In Laissez-Faire, the manager has little impact in giving orders and directions to the employees. Employees are free to make their own decisions without involving the manager. The phrase “hands off” is used to describe this form of leadership because the manager does not take a leading role in controlling the behaviour of the employees, but only facilitates organizational performance.
The method is useful in cases where an organization has highly skilled, trained and dedicated expert teams. Every employee knows his or her job. Every employee is his or her own boss. However, the method is highly chaotic because there is no centralised control.
Since everyone has the freedom to make decisions, decisions may collide with each other, leading to the collapse of the organization. In addition, there must be regular feedback and communication in order to perform. Otherwise, the organization will collapse.
The importance of effective management
A review of the management theories has revealed that managers play an essential role in any organization. The work of management, regardless of the management theory in application, requires effective decision-making, leading, directing and encouraging high-level performance. Therefore, effective management is a critical aspect of every organization (Miles 2012).
For instance, effective management requires that organizational leaders be “good managers”, which makes them the key to enhance performance and encourage a more competitive economy by ensuring that their individual organizations are high performing enterprises.
Managers’ ability to enhance performance means that organizations will achieve the desired levels of growth and expansion (Miles 2012). In turn, it implies that more people are set to join the organization, thus creating job opportunities for a given population.
Cole, GA 2011, “Management: Theory and Practice”, Mason, OH: Cengage Learning.
Gomez-Mejia, LR, Balkin, D & Cardy, R 2009, “Management: People, Performance, Change”, New York, NY: McGraw-Hill

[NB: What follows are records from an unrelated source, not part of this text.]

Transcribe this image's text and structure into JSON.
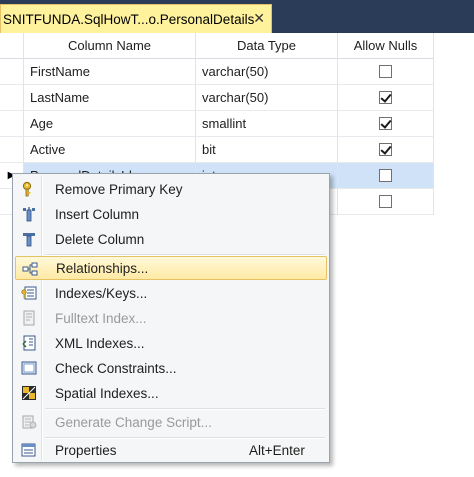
{
  "tab": {
    "title": "SNITFUNDA.SqlHowT...o.PersonalDetails",
    "close_glyph": "✕"
  },
  "grid": {
    "headers": [
      "Column Name",
      "Data Type",
      "Allow Nulls"
    ],
    "rows": [
      {
        "name": "FirstName",
        "type": "varchar(50)",
        "allow_nulls": false
      },
      {
        "name": "LastName",
        "type": "varchar(50)",
        "allow_nulls": true
      },
      {
        "name": "Age",
        "type": "smallint",
        "allow_nulls": true
      },
      {
        "name": "Active",
        "type": "bit",
        "allow_nulls": true
      },
      {
        "name": "PersonalDetailsId",
        "type": "int",
        "allow_nulls": false,
        "selected": true,
        "marker": "▶"
      },
      {
        "name": "",
        "type": "",
        "allow_nulls": false
      }
    ]
  },
  "context_menu": {
    "items": [
      {
        "label": "Remove Primary Key",
        "icon": "key-icon",
        "enabled": true
      },
      {
        "label": "Insert Column",
        "icon": "insert-column-icon",
        "enabled": true
      },
      {
        "label": "Delete Column",
        "icon": "delete-column-icon",
        "enabled": true
      },
      {
        "label": "Relationships...",
        "icon": "relationships-icon",
        "enabled": true,
        "highlighted": true
      },
      {
        "label": "Indexes/Keys...",
        "icon": "indexes-keys-icon",
        "enabled": true
      },
      {
        "label": "Fulltext Index...",
        "icon": "fulltext-index-icon",
        "enabled": false
      },
      {
        "label": "XML Indexes...",
        "icon": "xml-indexes-icon",
        "enabled": true
      },
      {
        "label": "Check Constraints...",
        "icon": "check-constraints-icon",
        "enabled": true
      },
      {
        "label": "Spatial Indexes...",
        "icon": "spatial-indexes-icon",
        "enabled": true
      },
      {
        "label": "Generate Change Script...",
        "icon": "generate-script-icon",
        "enabled": false
      },
      {
        "label": "Properties",
        "icon": "properties-icon",
        "enabled": true,
        "shortcut": "Alt+Enter"
      }
    ]
  },
  "colors": {
    "tab_background": "#fff29d",
    "tabstrip_background": "#2b3c59",
    "selected_row": "#cfe2f7",
    "menu_highlight": "#ffe9a4"
  }
}
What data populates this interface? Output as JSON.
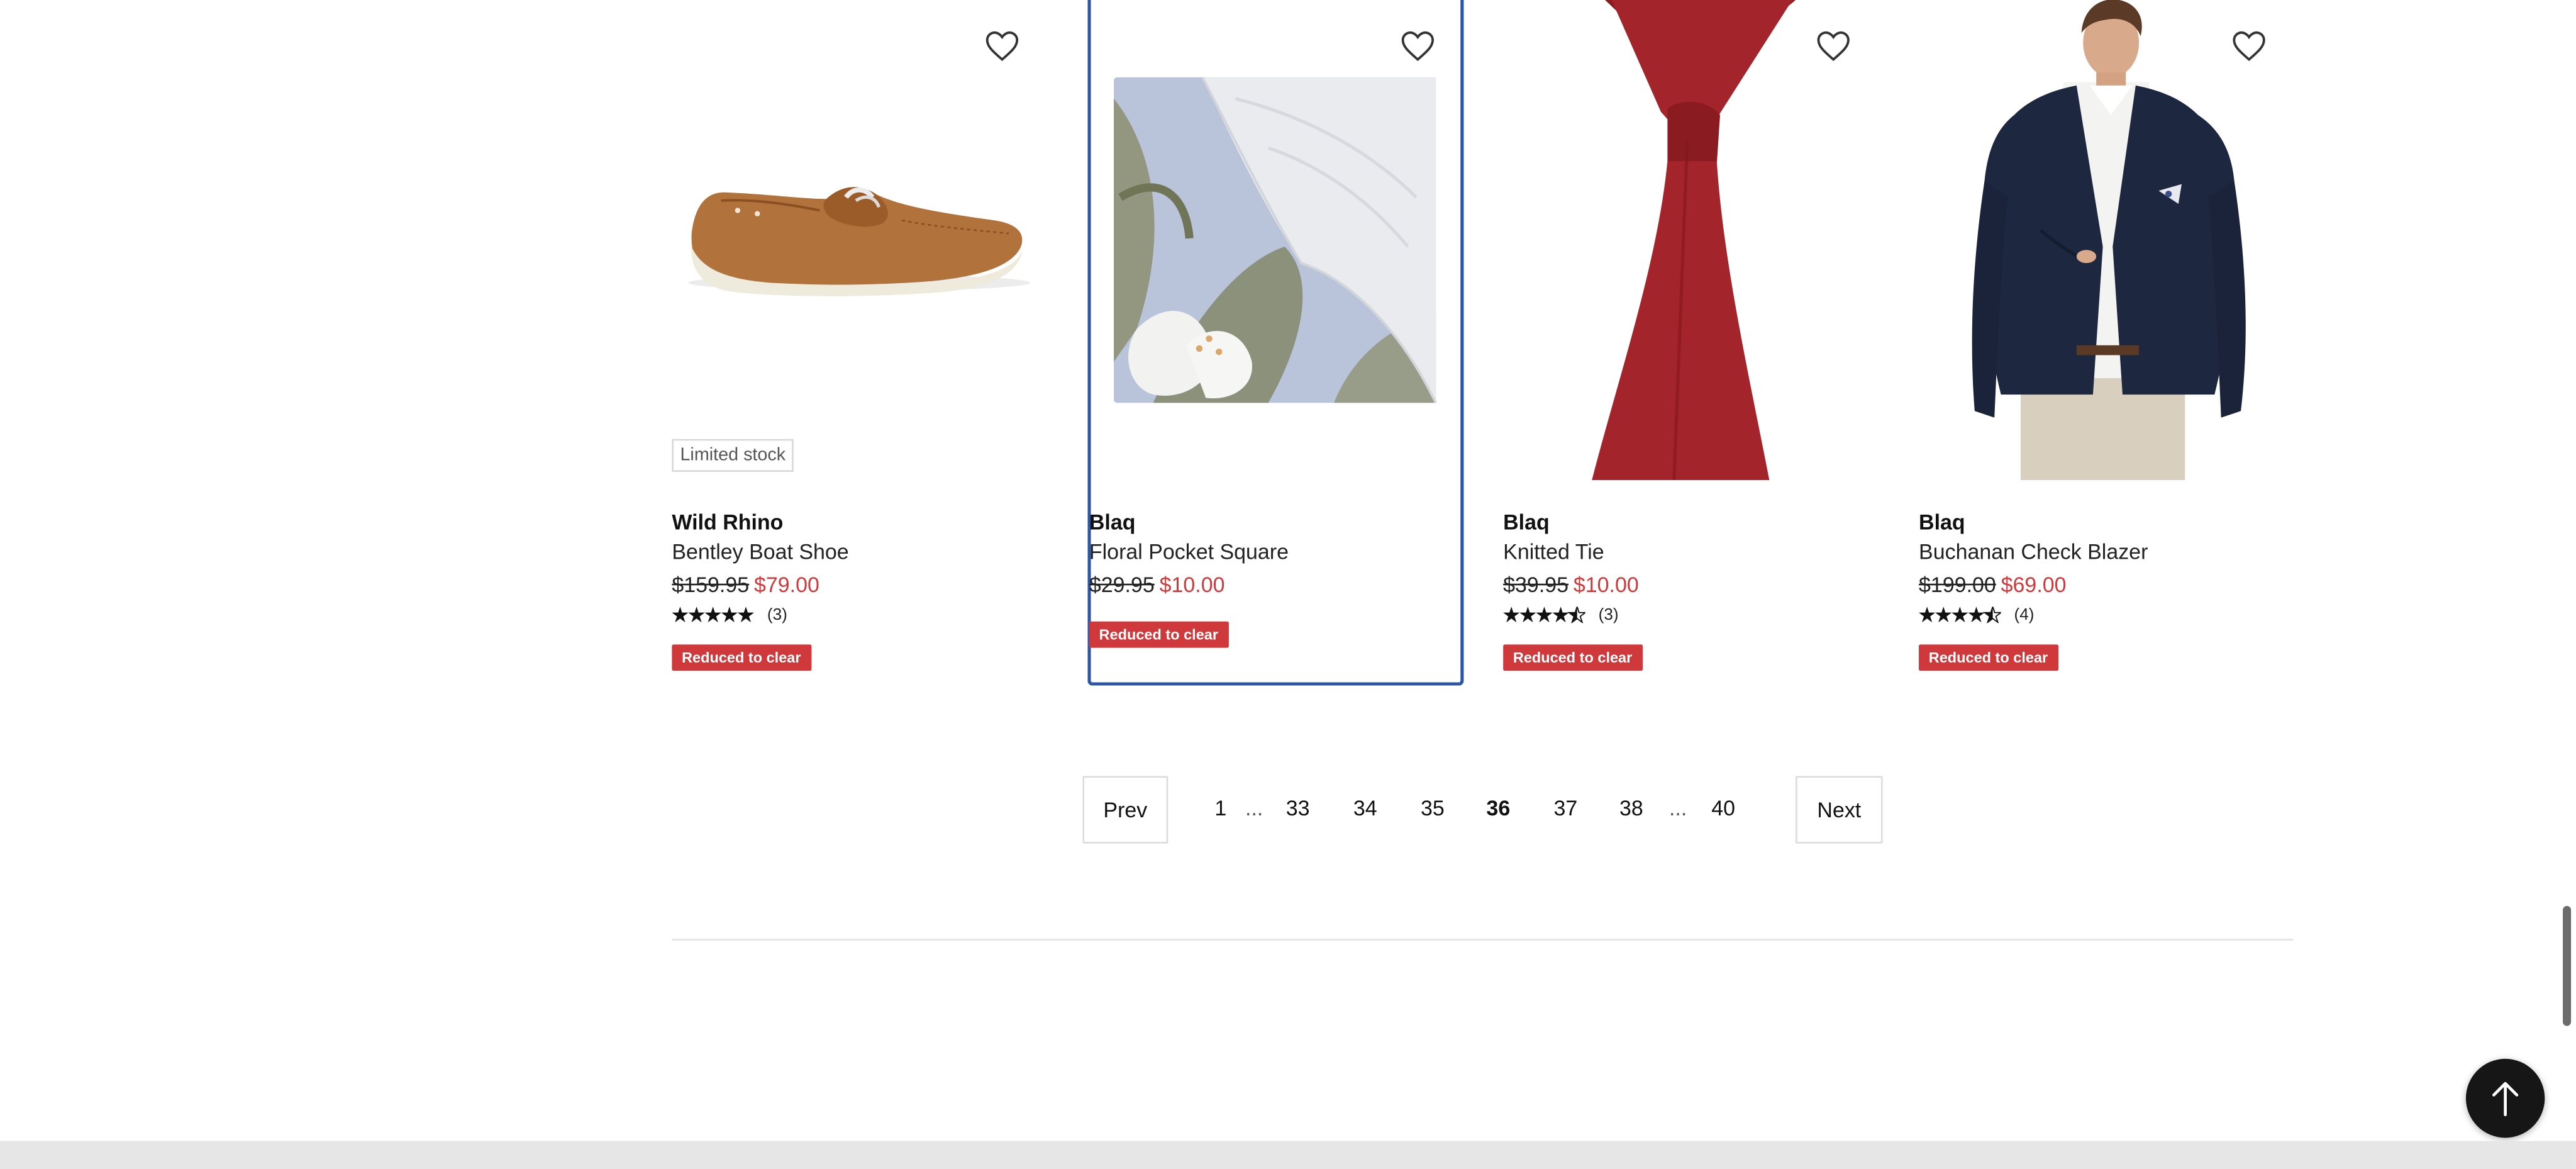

Jide, AP 2011, “The Handbook on Management Theories”, New York, NY: AuthorHouse
Miles, JA 2012, “Management and Organization Theory: A Jossey-Bass Reader”, London, UK: Wiley Publishers.